> _WHAT IS EXPECTED_:
What lines in the records below contain the string "name"? Copy every one.

(Website and app data records)

====

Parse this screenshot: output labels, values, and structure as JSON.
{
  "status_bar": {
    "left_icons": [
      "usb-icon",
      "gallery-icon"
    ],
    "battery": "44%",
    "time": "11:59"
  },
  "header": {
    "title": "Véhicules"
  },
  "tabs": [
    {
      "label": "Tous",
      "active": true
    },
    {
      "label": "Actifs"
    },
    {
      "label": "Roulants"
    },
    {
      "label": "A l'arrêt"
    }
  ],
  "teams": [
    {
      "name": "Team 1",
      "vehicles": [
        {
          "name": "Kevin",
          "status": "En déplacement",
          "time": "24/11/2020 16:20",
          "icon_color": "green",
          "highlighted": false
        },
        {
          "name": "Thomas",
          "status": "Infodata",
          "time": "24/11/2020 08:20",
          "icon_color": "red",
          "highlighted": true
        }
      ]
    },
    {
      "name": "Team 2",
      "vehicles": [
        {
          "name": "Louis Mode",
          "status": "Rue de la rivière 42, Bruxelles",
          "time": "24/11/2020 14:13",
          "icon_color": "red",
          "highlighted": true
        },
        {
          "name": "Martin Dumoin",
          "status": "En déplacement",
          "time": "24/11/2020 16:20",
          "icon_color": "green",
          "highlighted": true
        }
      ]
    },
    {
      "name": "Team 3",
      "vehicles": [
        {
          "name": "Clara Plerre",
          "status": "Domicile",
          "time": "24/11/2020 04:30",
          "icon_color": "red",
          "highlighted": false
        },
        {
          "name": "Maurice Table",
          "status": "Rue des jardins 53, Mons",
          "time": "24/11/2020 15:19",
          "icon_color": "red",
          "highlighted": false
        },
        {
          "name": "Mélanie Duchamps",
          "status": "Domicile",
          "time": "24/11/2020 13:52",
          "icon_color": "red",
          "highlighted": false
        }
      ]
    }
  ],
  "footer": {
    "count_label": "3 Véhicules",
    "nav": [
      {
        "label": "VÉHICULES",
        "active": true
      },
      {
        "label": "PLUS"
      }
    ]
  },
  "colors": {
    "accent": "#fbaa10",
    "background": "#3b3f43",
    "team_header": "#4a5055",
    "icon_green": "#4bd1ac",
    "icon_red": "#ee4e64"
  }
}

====

> _PROBLEM SOLUTION_:
      "name": "Team 1",
          "name": "Kevin",
          "name": "Thomas",
      "name": "Team 2",
          "name": "Louis Mode",
          "name": "Martin Dumoin",
      "name": "Team 3",
          "name": "Clara Plerre",
          "name": "Maurice Table",
          "name": "Mélanie Duchamps",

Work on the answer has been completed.